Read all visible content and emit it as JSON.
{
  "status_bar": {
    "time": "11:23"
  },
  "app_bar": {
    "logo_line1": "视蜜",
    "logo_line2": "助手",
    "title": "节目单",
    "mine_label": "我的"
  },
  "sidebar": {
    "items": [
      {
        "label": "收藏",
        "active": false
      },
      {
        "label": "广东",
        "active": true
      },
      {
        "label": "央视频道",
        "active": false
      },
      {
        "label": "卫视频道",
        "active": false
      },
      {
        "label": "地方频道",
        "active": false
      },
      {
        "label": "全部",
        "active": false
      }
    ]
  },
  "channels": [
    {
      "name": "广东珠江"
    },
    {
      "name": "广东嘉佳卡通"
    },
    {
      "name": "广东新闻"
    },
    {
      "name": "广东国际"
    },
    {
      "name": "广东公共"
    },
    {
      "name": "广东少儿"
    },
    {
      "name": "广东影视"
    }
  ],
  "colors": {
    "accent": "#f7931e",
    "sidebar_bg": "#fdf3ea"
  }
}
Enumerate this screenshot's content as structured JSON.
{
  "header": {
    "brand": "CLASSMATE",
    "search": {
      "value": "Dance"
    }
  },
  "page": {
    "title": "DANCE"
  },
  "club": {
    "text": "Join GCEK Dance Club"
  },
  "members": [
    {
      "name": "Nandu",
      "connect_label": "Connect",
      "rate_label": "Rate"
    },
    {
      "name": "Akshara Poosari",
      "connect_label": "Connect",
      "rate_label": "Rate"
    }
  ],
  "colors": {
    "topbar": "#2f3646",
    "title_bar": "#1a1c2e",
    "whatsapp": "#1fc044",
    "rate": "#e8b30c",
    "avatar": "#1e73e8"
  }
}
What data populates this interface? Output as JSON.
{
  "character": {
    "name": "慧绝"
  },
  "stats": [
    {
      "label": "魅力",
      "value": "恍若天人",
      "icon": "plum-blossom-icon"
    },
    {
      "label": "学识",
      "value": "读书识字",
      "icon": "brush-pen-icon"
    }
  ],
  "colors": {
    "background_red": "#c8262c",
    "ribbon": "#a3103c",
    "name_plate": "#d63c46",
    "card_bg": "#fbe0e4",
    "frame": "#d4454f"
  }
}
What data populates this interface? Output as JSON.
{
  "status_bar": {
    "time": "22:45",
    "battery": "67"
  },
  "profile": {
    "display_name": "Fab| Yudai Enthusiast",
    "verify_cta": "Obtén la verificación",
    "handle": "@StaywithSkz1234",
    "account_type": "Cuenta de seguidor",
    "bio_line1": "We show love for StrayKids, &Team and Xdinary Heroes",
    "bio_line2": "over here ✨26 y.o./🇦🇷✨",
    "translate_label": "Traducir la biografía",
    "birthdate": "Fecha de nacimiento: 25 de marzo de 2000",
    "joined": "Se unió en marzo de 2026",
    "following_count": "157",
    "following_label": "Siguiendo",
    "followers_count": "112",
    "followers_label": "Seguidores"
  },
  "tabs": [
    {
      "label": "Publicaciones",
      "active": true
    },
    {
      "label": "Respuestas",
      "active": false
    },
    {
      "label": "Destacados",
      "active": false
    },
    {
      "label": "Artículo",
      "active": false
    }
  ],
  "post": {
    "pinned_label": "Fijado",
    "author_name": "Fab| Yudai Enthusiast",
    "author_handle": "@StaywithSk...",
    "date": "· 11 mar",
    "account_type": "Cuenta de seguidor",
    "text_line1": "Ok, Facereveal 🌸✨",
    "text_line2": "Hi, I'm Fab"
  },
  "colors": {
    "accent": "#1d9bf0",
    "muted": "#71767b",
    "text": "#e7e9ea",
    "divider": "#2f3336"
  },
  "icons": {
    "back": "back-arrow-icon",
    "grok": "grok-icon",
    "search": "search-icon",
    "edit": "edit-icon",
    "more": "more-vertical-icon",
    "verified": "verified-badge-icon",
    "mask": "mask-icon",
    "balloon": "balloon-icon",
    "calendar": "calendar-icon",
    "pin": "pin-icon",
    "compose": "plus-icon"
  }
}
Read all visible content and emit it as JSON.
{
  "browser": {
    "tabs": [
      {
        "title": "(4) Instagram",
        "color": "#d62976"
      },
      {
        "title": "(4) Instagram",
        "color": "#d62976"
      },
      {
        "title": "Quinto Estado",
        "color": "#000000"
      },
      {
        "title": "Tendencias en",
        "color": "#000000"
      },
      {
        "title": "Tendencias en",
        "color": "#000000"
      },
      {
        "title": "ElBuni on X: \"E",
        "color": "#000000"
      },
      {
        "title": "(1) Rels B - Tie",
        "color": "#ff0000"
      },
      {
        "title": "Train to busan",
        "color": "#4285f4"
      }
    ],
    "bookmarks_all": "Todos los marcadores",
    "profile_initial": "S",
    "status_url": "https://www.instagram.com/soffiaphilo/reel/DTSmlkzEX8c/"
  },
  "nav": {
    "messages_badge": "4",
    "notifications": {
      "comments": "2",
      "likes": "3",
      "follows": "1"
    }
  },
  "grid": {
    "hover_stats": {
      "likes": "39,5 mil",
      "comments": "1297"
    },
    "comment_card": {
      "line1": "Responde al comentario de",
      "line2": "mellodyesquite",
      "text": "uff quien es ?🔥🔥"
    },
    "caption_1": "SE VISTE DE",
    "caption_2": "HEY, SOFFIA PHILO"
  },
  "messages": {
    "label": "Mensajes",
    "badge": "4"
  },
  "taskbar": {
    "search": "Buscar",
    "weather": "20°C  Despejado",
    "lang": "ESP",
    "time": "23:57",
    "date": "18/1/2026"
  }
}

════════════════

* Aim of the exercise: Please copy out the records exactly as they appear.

* Response:
Read all visible content and emit it as JSON.
{
  "status_bar": {
    "time": "11:23"
  },
  "app_bar": {
    "logo_line1": "视蜜",
    "logo_line2": "助手",
    "title": "节目单",
    "mine_label": "我的"
  },
  "sidebar": {
    "items": [
      {
        "label": "收藏",
        "active": false
      },
      {
        "label": "广东",
        "active": true
      },
      {
        "label": "央视频道",
        "active": false
      },
      {
        "label": "卫视频道",
        "active": false
      },
      {
        "label": "地方频道",
        "active": false
      },
      {
        "label": "全部",
        "active": false
      }
    ]
  },
  "channels": [
    {
      "name": "广东珠江"
    },
    {
      "name": "广东嘉佳卡通"
    },
    {
      "name": "广东新闻"
    },
    {
      "name": "广东国际"
    },
    {
      "name": "广东公共"
    },
    {
      "name": "广东少儿"
    },
    {
      "name": "广东影视"
    }
  ],
  "colors": {
    "accent": "#f7931e",
    "sidebar_bg": "#fdf3ea"
  }
}
Enumerate this screenshot's content as structured JSON.
{
  "header": {
    "brand": "CLASSMATE",
    "search": {
      "value": "Dance"
    }
  },
  "page": {
    "title": "DANCE"
  },
  "club": {
    "text": "Join GCEK Dance Club"
  },
  "members": [
    {
      "name": "Nandu",
      "connect_label": "Connect",
      "rate_label": "Rate"
    },
    {
      "name": "Akshara Poosari",
      "connect_label": "Connect",
      "rate_label": "Rate"
    }
  ],
  "colors": {
    "topbar": "#2f3646",
    "title_bar": "#1a1c2e",
    "whatsapp": "#1fc044",
    "rate": "#e8b30c",
    "avatar": "#1e73e8"
  }
}
What data populates this interface? Output as JSON.
{
  "character": {
    "name": "慧绝"
  },
  "stats": [
    {
      "label": "魅力",
      "value": "恍若天人",
      "icon": "plum-blossom-icon"
    },
    {
      "label": "学识",
      "value": "读书识字",
      "icon": "brush-pen-icon"
    }
  ],
  "colors": {
    "background_red": "#c8262c",
    "ribbon": "#a3103c",
    "name_plate": "#d63c46",
    "card_bg": "#fbe0e4",
    "frame": "#d4454f"
  }
}
What data populates this interface? Output as JSON.
{
  "status_bar": {
    "time": "22:45",
    "battery": "67"
  },
  "profile": {
    "display_name": "Fab| Yudai Enthusiast",
    "verify_cta": "Obtén la verificación",
    "handle": "@StaywithSkz1234",
    "account_type": "Cuenta de seguidor",
    "bio_line1": "We show love for StrayKids, &Team and Xdinary Heroes",
    "bio_line2": "over here ✨26 y.o./🇦🇷✨",
    "translate_label": "Traducir la biografía",
    "birthdate": "Fecha de nacimiento: 25 de marzo de 2000",
    "joined": "Se unió en marzo de 2026",
    "following_count": "157",
    "following_label": "Siguiendo",
    "followers_count": "112",
    "followers_label": "Seguidores"
  },
  "tabs": [
    {
      "label": "Publicaciones",
      "active": true
    },
    {
      "label": "Respuestas",
      "active": false
    },
    {
      "label": "Destacados",
      "active": false
    },
    {
      "label": "Artículo",
      "active": false
    }
  ],
  "post": {
    "pinned_label": "Fijado",
    "author_name": "Fab| Yudai Enthusiast",
    "author_handle": "@StaywithSk...",
    "date": "· 11 mar",
    "account_type": "Cuenta de seguidor",
    "text_line1": "Ok, Facereveal 🌸✨",
    "text_line2": "Hi, I'm Fab"
  },
  "colors": {
    "accent": "#1d9bf0",
    "muted": "#71767b",
    "text": "#e7e9ea",
    "divider": "#2f3336"
  },
  "icons": {
    "back": "back-arrow-icon",
    "grok": "grok-icon",
    "search": "search-icon",
    "edit": "edit-icon",
    "more": "more-vertical-icon",
    "verified": "verified-badge-icon",
    "mask": "mask-icon",
    "balloon": "balloon-icon",
    "calendar": "calendar-icon",
    "pin": "pin-icon",
    "compose": "plus-icon"
  }
}
Read all visible content and emit it as JSON.
{
  "browser": {
    "tabs": [
      {
        "title": "(4) Instagram",
        "color": "#d62976"
      },
      {
        "title": "(4) Instagram",
        "color": "#d62976"
      },
      {
        "title": "Quinto Estado",
        "color": "#000000"
      },
      {
        "title": "Tendencias en",
        "color": "#000000"
      },
      {
        "title": "Tendencias en",
        "color": "#000000"
      },
      {
        "title": "ElBuni on X: \"E",
        "color": "#000000"
      },
      {
        "title": "(1) Rels B - Tie",
        "color": "#ff0000"
      },
      {
        "title": "Train to busan",
        "color": "#4285f4"
      }
    ],
    "bookmarks_all": "Todos los marcadores",
    "profile_initial": "S",
    "status_url": "https://www.instagram.com/soffiaphilo/reel/DTSmlkzEX8c/"
  },
  "nav": {
    "messages_badge": "4",
    "notifications": {
      "comments": "2",
      "likes": "3",
      "follows": "1"
    }
  },
  "grid": {
    "hover_stats": {
      "likes": "39,5 mil",
      "comments": "1297"
    },
    "comment_card": {
      "line1": "Responde al comentario de",
      "line2": "mellodyesquite",
      "text": "uff quien es ?🔥🔥"
    },
    "caption_1": "SE VISTE DE",
    "caption_2": "HEY, SOFFIA PHILO"
  },
  "messages": {
    "label": "Mensajes",
    "badge": "4"
  },
  "taskbar": {
    "search": "Buscar",
    "weather": "20°C  Despejado",
    "lang": "ESP",
    "time": "23:57",
    "date": "18/1/2026"
  }
}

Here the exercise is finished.